* **Assignment**:
Select all lines holding the word "JSON" from the entries that follow.

Dataset rows describing interfaces
********

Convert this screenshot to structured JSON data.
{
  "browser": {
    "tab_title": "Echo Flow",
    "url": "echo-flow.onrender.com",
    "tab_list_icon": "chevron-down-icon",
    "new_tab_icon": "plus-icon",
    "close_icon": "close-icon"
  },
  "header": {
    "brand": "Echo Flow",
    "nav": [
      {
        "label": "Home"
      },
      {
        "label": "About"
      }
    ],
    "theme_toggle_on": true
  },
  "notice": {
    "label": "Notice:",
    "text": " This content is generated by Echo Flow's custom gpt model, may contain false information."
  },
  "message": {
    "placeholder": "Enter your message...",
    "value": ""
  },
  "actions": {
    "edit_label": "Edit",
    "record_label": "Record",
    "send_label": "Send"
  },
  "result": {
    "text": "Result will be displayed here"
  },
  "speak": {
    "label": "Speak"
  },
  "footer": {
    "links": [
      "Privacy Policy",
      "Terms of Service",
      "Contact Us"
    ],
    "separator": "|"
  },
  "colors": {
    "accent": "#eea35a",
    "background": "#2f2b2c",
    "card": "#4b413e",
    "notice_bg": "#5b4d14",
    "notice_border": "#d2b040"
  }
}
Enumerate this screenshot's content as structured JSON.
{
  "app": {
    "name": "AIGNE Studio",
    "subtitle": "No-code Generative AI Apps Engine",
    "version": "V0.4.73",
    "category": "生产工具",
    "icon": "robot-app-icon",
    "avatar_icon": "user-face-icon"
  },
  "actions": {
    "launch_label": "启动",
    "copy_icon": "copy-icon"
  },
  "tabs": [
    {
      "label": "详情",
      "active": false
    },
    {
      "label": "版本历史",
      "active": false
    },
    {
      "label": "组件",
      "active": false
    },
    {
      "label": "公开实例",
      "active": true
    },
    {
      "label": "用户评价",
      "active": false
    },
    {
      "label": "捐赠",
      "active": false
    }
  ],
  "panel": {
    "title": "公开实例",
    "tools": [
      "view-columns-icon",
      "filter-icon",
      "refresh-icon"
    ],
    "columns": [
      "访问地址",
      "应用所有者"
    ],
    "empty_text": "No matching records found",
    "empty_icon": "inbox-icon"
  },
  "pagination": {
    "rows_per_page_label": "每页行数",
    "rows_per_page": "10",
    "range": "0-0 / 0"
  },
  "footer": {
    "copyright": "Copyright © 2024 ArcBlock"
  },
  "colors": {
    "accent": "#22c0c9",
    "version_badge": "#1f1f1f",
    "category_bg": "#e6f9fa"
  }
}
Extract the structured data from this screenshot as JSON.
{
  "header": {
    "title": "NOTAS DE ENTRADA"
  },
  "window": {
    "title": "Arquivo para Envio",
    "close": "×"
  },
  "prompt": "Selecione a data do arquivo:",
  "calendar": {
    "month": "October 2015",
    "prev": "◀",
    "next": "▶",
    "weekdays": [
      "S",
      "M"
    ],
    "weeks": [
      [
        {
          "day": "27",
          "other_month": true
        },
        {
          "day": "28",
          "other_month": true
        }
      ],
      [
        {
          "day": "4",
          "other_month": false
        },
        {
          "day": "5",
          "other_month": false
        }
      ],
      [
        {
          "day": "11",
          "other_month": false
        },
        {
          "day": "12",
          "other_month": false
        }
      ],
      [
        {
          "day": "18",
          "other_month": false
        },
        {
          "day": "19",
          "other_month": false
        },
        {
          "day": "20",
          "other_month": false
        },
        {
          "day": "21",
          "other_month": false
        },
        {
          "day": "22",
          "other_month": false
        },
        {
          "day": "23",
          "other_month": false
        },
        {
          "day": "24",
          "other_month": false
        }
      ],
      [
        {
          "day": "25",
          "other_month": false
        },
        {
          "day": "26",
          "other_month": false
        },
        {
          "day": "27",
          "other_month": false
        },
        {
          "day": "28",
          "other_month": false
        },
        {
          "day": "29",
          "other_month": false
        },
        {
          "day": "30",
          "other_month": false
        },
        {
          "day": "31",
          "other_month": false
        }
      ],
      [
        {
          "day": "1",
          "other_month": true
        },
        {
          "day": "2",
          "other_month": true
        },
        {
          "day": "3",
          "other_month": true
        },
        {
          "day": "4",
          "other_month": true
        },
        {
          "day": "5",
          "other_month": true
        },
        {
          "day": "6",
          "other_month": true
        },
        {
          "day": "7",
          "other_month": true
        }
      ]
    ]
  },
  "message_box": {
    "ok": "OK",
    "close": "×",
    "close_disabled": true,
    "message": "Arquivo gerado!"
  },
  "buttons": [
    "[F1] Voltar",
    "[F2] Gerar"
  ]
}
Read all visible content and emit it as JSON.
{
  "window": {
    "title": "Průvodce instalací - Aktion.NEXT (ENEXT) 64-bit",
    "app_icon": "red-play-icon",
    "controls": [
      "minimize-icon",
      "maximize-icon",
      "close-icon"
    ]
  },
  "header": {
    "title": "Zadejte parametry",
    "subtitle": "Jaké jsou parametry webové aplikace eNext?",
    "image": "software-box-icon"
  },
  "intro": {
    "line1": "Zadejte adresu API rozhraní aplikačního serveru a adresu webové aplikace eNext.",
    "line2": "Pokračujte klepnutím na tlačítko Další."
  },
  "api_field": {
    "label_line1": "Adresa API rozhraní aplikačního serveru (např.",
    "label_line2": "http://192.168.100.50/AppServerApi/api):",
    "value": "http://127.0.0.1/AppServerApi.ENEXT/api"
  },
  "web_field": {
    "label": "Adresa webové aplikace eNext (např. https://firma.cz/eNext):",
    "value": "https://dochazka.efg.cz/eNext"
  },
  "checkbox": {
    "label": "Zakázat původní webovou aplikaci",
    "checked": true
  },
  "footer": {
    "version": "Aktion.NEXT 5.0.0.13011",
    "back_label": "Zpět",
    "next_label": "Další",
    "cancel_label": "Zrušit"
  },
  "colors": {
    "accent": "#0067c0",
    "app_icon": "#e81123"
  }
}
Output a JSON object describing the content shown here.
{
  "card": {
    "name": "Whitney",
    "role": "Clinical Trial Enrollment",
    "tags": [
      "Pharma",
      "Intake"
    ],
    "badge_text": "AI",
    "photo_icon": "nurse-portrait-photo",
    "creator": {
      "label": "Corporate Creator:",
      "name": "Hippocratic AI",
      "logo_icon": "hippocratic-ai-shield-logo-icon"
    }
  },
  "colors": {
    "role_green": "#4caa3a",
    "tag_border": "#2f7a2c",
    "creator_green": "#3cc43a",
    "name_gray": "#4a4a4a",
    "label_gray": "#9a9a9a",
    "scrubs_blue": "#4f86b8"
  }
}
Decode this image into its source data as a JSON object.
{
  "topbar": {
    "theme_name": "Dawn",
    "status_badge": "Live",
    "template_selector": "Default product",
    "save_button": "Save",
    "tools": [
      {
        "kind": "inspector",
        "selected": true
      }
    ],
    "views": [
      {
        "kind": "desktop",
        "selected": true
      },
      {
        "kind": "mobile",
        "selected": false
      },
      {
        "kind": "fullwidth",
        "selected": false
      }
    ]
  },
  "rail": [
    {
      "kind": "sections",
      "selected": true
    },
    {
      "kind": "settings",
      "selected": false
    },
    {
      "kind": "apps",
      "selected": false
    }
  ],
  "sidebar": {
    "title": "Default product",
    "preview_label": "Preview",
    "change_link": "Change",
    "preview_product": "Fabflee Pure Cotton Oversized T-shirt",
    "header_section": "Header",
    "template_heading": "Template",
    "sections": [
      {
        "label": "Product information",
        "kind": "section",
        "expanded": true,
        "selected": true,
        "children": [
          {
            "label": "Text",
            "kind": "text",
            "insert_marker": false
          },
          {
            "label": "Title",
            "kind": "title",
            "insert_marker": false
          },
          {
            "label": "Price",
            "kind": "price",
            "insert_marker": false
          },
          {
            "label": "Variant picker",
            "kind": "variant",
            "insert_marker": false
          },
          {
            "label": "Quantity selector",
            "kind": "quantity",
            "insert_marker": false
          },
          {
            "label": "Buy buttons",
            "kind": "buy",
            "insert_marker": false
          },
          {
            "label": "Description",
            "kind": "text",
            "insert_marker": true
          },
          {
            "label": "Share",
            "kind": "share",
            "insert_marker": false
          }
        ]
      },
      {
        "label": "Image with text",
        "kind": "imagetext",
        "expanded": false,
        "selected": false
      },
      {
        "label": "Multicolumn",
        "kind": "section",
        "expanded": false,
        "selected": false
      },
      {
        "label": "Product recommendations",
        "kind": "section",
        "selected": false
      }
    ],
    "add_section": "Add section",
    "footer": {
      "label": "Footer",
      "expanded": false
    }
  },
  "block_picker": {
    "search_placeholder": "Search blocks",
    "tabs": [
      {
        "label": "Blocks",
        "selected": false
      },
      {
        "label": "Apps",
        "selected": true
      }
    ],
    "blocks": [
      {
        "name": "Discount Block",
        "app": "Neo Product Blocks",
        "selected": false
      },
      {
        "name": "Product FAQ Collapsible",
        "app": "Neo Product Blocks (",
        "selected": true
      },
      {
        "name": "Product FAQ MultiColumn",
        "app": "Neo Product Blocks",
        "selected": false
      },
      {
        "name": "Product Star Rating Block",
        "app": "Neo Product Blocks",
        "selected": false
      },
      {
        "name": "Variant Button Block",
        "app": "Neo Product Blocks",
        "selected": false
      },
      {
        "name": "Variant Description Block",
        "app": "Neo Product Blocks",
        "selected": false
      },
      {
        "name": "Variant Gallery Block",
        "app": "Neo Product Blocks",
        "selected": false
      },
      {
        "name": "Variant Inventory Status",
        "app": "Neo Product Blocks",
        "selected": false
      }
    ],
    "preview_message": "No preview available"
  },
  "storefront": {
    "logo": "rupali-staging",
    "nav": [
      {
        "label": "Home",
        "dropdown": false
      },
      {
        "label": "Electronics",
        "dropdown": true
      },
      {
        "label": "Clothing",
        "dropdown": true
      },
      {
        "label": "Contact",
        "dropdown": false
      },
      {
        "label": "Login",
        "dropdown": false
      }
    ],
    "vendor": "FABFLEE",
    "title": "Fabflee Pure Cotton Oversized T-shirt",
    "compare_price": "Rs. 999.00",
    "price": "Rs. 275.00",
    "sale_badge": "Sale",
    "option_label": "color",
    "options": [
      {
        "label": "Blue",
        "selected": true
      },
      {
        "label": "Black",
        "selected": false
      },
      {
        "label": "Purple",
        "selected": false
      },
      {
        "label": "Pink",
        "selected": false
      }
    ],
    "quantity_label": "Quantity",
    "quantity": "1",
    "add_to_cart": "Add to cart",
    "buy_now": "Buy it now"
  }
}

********

* **Written solution**:
Convert this screenshot to structured JSON data.
Enumerate this screenshot's content as structured JSON.
Extract the structured data from this screenshot as JSON.
Read all visible content and emit it as JSON.
Output a JSON object describing the content shown here.
Decode this image into its source data as a JSON object.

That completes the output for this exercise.